### Activity
Repeat every entry word for word, skipping the pictures.

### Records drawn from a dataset
=-=-=-=-=

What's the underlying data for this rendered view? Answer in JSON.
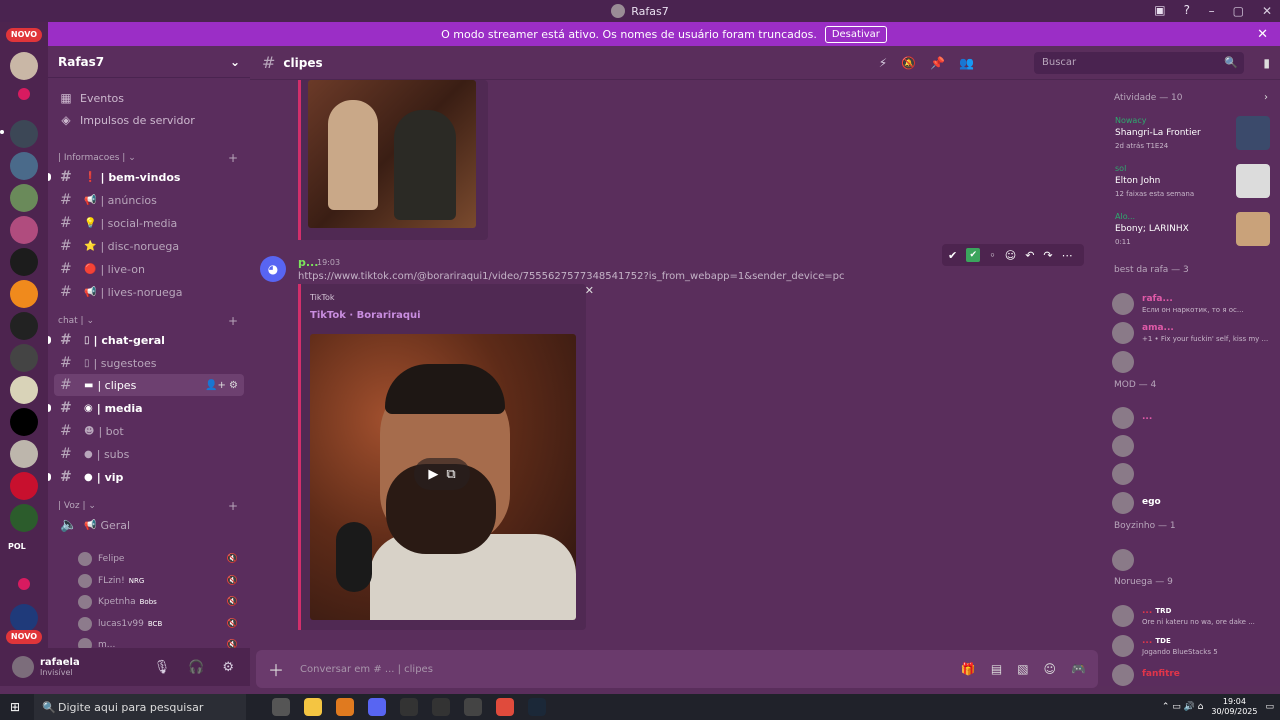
{
  "window": {
    "title": "Rafas7"
  },
  "notice": {
    "text": "O modo streamer está ativo. Os nomes de usuário foram truncados.",
    "button": "Desativar"
  },
  "guilds": {
    "badge_top": "NOVO",
    "badge_bottom": "NOVO",
    "pol_label": "POL"
  },
  "server": {
    "name": "Rafas7",
    "events": "Eventos",
    "boosts": "Impulsos de servidor"
  },
  "categories": {
    "info": "| Informacoes |",
    "chat": "chat |",
    "voice": "| Voz |"
  },
  "channels": [
    {
      "emoji": "❗",
      "label": "bem-vindos",
      "unread": true
    },
    {
      "emoji": "📢",
      "label": "anúncios",
      "unread": false
    },
    {
      "emoji": "💡",
      "label": "social-media",
      "unread": false
    },
    {
      "emoji": "⭐",
      "label": "disc-noruega",
      "unread": false
    },
    {
      "emoji": "🔴",
      "label": "live-on",
      "unread": false
    },
    {
      "emoji": "📢",
      "label": "lives-noruega",
      "unread": false
    },
    {
      "emoji": "▯",
      "label": "chat-geral",
      "unread": true
    },
    {
      "emoji": "▯",
      "label": "sugestoes",
      "unread": false
    },
    {
      "emoji": "▬",
      "label": "clipes",
      "active": true
    },
    {
      "emoji": "◉",
      "label": "media",
      "unread": true
    },
    {
      "emoji": "☻",
      "label": "bot",
      "unread": false
    },
    {
      "emoji": "●",
      "label": "subs",
      "unread": false
    },
    {
      "emoji": "●",
      "label": "vip",
      "unread": true
    }
  ],
  "voice": {
    "channel": "Geral",
    "users": [
      {
        "name": "Felipe",
        "tag": ""
      },
      {
        "name": "FLzin!",
        "tag": "NRG"
      },
      {
        "name": "Kpetnha",
        "tag": "Bobs"
      },
      {
        "name": "lucas1v99",
        "tag": "BCB"
      },
      {
        "name": "m...",
        "tag": ""
      }
    ]
  },
  "user": {
    "name": "rafaela",
    "status": "Invisível"
  },
  "channel": {
    "name": "clipes",
    "search_placeholder": "Buscar"
  },
  "message": {
    "author": "p...",
    "time": "19:03",
    "link": "https://www.tiktok.com/@borariraqui1/video/7555627577348541752?is_from_webapp=1&sender_device=pc",
    "embed_provider": "TikTok",
    "embed_title": "TikTok · Borariraqui"
  },
  "composer": {
    "placeholder": "Conversar em # ... | clipes"
  },
  "activity": {
    "title": "Atividade — 10",
    "items": [
      {
        "user": "Nowacy",
        "title": "Shangri-La Frontier",
        "sub": "2d atrás  T1E24"
      },
      {
        "user": "sol",
        "title": "Elton John",
        "sub": "12 faixas esta semana"
      },
      {
        "user": "Alo...",
        "title": "Ebony; LARINHX",
        "sub": "0:11"
      }
    ]
  },
  "groups": [
    {
      "title": "best da rafa — 3",
      "members": [
        {
          "name": "rafa...",
          "status": "Если он наркотик, то я ос...",
          "color": "#e05aa8"
        },
        {
          "name": "ama...",
          "status": "+1 • Fix your fuckin' self, kiss my ...",
          "color": "#e05aa8"
        },
        {
          "name": "",
          "status": "",
          "color": "#e05aa8"
        }
      ]
    },
    {
      "title": "MOD — 4",
      "members": [
        {
          "name": "...",
          "status": "",
          "color": "#e05aa8"
        },
        {
          "name": "",
          "status": "",
          "color": "#e05aa8"
        },
        {
          "name": "",
          "status": "",
          "color": "#e05aa8"
        },
        {
          "name": "ego",
          "status": "",
          "color": "#ffffff"
        }
      ]
    },
    {
      "title": "Boyzinho — 1",
      "members": [
        {
          "name": "",
          "status": "",
          "color": "#e05aa8"
        }
      ]
    },
    {
      "title": "Noruega — 9",
      "members": [
        {
          "name": "...",
          "status": "Ore ni kateru no wa, ore dake ...",
          "color": "#e0354a",
          "tag": "TRD"
        },
        {
          "name": "...",
          "status": "Jogando BlueStacks 5",
          "color": "#e0354a",
          "tag": "TDE"
        },
        {
          "name": "fanfitre",
          "status": "",
          "color": "#e0354a"
        },
        {
          "name": "...",
          "status": "",
          "color": "#e0354a",
          "tag": "MIBR"
        }
      ]
    }
  ],
  "taskbar": {
    "search": "Digite aqui para pesquisar",
    "time": "19:04",
    "date": "30/09/2025"
  }
}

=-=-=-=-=

### Answer space
What's the underlying data for this rendered view? Answer in JSON.
{
  "window": {
    "title": "Rafas7"
  },
  "notice": {
    "text": "O modo streamer está ativo. Os nomes de usuário foram truncados.",
    "button": "Desativar"
  },
  "guilds": {
    "badge_top": "NOVO",
    "badge_bottom": "NOVO",
    "pol_label": "POL"
  },
  "server": {
    "name": "Rafas7",
    "events": "Eventos",
    "boosts": "Impulsos de servidor"
  },
  "categories": {
    "info": "| Informacoes |",
    "chat": "chat |",
    "voice": "| Voz |"
  },
  "channels": [
    {
      "emoji": "❗",
      "label": "bem-vindos",
      "unread": true
    },
    {
      "emoji": "📢",
      "label": "anúncios",
      "unread": false
    },
    {
      "emoji": "💡",
      "label": "social-media",
      "unread": false
    },
    {
      "emoji": "⭐",
      "label": "disc-noruega",
      "unread": false
    },
    {
      "emoji": "🔴",
      "label": "live-on",
      "unread": false
    },
    {
      "emoji": "📢",
      "label": "lives-noruega",
      "unread": false
    },
    {
      "emoji": "▯",
      "label": "chat-geral",
      "unread": true
    },
    {
      "emoji": "▯",
      "label": "sugestoes",
      "unread": false
    },
    {
      "emoji": "▬",
      "label": "clipes",
      "active": true
    },
    {
      "emoji": "◉",
      "label": "media",
      "unread": true
    },
    {
      "emoji": "☻",
      "label": "bot",
      "unread": false
    },
    {
      "emoji": "●",
      "label": "subs",
      "unread": false
    },
    {
      "emoji": "●",
      "label": "vip",
      "unread": true
    }
  ],
  "voice": {
    "channel": "Geral",
    "users": [
      {
        "name": "Felipe",
        "tag": ""
      },
      {
        "name": "FLzin!",
        "tag": "NRG"
      },
      {
        "name": "Kpetnha",
        "tag": "Bobs"
      },
      {
        "name": "lucas1v99",
        "tag": "BCB"
      },
      {
        "name": "m...",
        "tag": ""
      }
    ]
  },
  "user": {
    "name": "rafaela",
    "status": "Invisível"
  },
  "channel": {
    "name": "clipes",
    "search_placeholder": "Buscar"
  },
  "message": {
    "author": "p...",
    "time": "19:03",
    "link": "https://www.tiktok.com/@borariraqui1/video/7555627577348541752?is_from_webapp=1&sender_device=pc",
    "embed_provider": "TikTok",
    "embed_title": "TikTok · Borariraqui"
  },
  "composer": {
    "placeholder": "Conversar em # ... | clipes"
  },
  "activity": {
    "title": "Atividade — 10",
    "items": [
      {
        "user": "Nowacy",
        "title": "Shangri-La Frontier",
        "sub": "2d atrás  T1E24"
      },
      {
        "user": "sol",
        "title": "Elton John",
        "sub": "12 faixas esta semana"
      },
      {
        "user": "Alo...",
        "title": "Ebony; LARINHX",
        "sub": "0:11"
      }
    ]
  },
  "groups": [
    {
      "title": "best da rafa — 3",
      "members": [
        {
          "name": "rafa...",
          "status": "Если он наркотик, то я ос...",
          "color": "#e05aa8"
        },
        {
          "name": "ama...",
          "status": "+1 • Fix your fuckin' self, kiss my ...",
          "color": "#e05aa8"
        },
        {
          "name": "",
          "status": "",
          "color": "#e05aa8"
        }
      ]
    },
    {
      "title": "MOD — 4",
      "members": [
        {
          "name": "...",
          "status": "",
          "color": "#e05aa8"
        },
        {
          "name": "",
          "status": "",
          "color": "#e05aa8"
        },
        {
          "name": "",
          "status": "",
          "color": "#e05aa8"
        },
        {
          "name": "ego",
          "status": "",
          "color": "#ffffff"
        }
      ]
    },
    {
      "title": "Boyzinho — 1",
      "members": [
        {
          "name": "",
          "status": "",
          "color": "#e05aa8"
        }
      ]
    },
    {
      "title": "Noruega — 9",
      "members": [
        {
          "name": "...",
          "status": "Ore ni kateru no wa, ore dake ...",
          "color": "#e0354a",
          "tag": "TRD"
        },
        {
          "name": "...",
          "status": "Jogando BlueStacks 5",
          "color": "#e0354a",
          "tag": "TDE"
        },
        {
          "name": "fanfitre",
          "status": "",
          "color": "#e0354a"
        },
        {
          "name": "...",
          "status": "",
          "color": "#e0354a",
          "tag": "MIBR"
        }
      ]
    }
  ],
  "taskbar": {
    "search": "Digite aqui para pesquisar",
    "time": "19:04",
    "date": "30/09/2025"
  }
}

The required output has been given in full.